§ **Extracted data entries**:
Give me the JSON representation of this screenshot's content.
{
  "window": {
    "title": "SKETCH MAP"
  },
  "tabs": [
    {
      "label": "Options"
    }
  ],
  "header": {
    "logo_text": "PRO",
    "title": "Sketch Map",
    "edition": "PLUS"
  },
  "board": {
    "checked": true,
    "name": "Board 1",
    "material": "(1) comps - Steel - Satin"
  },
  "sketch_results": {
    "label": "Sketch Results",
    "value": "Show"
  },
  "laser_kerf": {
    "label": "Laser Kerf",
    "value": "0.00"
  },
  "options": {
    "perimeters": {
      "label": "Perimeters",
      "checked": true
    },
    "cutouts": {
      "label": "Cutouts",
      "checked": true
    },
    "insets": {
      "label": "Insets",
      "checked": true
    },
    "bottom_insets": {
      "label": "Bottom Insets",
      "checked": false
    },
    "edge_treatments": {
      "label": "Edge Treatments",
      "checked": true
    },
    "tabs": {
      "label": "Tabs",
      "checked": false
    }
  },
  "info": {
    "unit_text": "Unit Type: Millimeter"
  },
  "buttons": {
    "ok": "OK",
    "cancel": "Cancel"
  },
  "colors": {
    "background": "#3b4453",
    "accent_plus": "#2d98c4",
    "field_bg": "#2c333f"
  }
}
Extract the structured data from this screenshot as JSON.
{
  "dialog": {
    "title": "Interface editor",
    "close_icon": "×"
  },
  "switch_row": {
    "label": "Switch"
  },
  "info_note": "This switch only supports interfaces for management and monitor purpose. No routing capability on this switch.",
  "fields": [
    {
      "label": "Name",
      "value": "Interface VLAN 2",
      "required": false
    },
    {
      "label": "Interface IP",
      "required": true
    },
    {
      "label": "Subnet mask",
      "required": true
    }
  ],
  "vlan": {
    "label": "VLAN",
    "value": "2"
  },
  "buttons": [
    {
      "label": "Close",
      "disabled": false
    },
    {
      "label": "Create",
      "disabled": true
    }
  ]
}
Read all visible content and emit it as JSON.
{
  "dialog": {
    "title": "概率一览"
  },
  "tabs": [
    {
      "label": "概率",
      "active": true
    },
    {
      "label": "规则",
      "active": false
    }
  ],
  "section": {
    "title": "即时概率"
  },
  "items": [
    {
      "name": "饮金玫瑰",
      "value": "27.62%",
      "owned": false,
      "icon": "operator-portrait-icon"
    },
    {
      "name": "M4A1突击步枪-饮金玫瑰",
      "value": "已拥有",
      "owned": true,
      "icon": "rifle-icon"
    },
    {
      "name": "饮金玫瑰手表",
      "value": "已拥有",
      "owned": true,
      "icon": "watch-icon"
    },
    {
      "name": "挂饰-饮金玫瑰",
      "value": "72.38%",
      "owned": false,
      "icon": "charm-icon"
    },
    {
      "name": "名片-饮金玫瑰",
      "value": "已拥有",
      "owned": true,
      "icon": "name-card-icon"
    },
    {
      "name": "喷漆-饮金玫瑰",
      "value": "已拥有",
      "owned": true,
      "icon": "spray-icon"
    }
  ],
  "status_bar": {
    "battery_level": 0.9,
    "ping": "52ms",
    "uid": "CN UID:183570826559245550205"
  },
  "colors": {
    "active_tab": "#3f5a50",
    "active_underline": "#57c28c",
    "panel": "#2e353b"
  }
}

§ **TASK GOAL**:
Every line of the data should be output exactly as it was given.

§ **RESULT BELOW**:
Give me the JSON representation of this screenshot's content.
{
  "window": {
    "title": "SKETCH MAP"
  },
  "tabs": [
    {
      "label": "Options"
    }
  ],
  "header": {
    "logo_text": "PRO",
    "title": "Sketch Map",
    "edition": "PLUS"
  },
  "board": {
    "checked": true,
    "name": "Board 1",
    "material": "(1) comps - Steel - Satin"
  },
  "sketch_results": {
    "label": "Sketch Results",
    "value": "Show"
  },
  "laser_kerf": {
    "label": "Laser Kerf",
    "value": "0.00"
  },
  "options": {
    "perimeters": {
      "label": "Perimeters",
      "checked": true
    },
    "cutouts": {
      "label": "Cutouts",
      "checked": true
    },
    "insets": {
      "label": "Insets",
      "checked": true
    },
    "bottom_insets": {
      "label": "Bottom Insets",
      "checked": false
    },
    "edge_treatments": {
      "label": "Edge Treatments",
      "checked": true
    },
    "tabs": {
      "label": "Tabs",
      "checked": false
    }
  },
  "info": {
    "unit_text": "Unit Type: Millimeter"
  },
  "buttons": {
    "ok": "OK",
    "cancel": "Cancel"
  },
  "colors": {
    "background": "#3b4453",
    "accent_plus": "#2d98c4",
    "field_bg": "#2c333f"
  }
}
Extract the structured data from this screenshot as JSON.
{
  "dialog": {
    "title": "Interface editor",
    "close_icon": "×"
  },
  "switch_row": {
    "label": "Switch"
  },
  "info_note": "This switch only supports interfaces for management and monitor purpose. No routing capability on this switch.",
  "fields": [
    {
      "label": "Name",
      "value": "Interface VLAN 2",
      "required": false
    },
    {
      "label": "Interface IP",
      "required": true
    },
    {
      "label": "Subnet mask",
      "required": true
    }
  ],
  "vlan": {
    "label": "VLAN",
    "value": "2"
  },
  "buttons": [
    {
      "label": "Close",
      "disabled": false
    },
    {
      "label": "Create",
      "disabled": true
    }
  ]
}
Read all visible content and emit it as JSON.
{
  "dialog": {
    "title": "概率一览"
  },
  "tabs": [
    {
      "label": "概率",
      "active": true
    },
    {
      "label": "规则",
      "active": false
    }
  ],
  "section": {
    "title": "即时概率"
  },
  "items": [
    {
      "name": "饮金玫瑰",
      "value": "27.62%",
      "owned": false,
      "icon": "operator-portrait-icon"
    },
    {
      "name": "M4A1突击步枪-饮金玫瑰",
      "value": "已拥有",
      "owned": true,
      "icon": "rifle-icon"
    },
    {
      "name": "饮金玫瑰手表",
      "value": "已拥有",
      "owned": true,
      "icon": "watch-icon"
    },
    {
      "name": "挂饰-饮金玫瑰",
      "value": "72.38%",
      "owned": false,
      "icon": "charm-icon"
    },
    {
      "name": "名片-饮金玫瑰",
      "value": "已拥有",
      "owned": true,
      "icon": "name-card-icon"
    },
    {
      "name": "喷漆-饮金玫瑰",
      "value": "已拥有",
      "owned": true,
      "icon": "spray-icon"
    }
  ],
  "status_bar": {
    "battery_level": 0.9,
    "ping": "52ms",
    "uid": "CN UID:183570826559245550205"
  },
  "colors": {
    "active_tab": "#3f5a50",
    "active_underline": "#57c28c",
    "panel": "#2e353b"
  }
}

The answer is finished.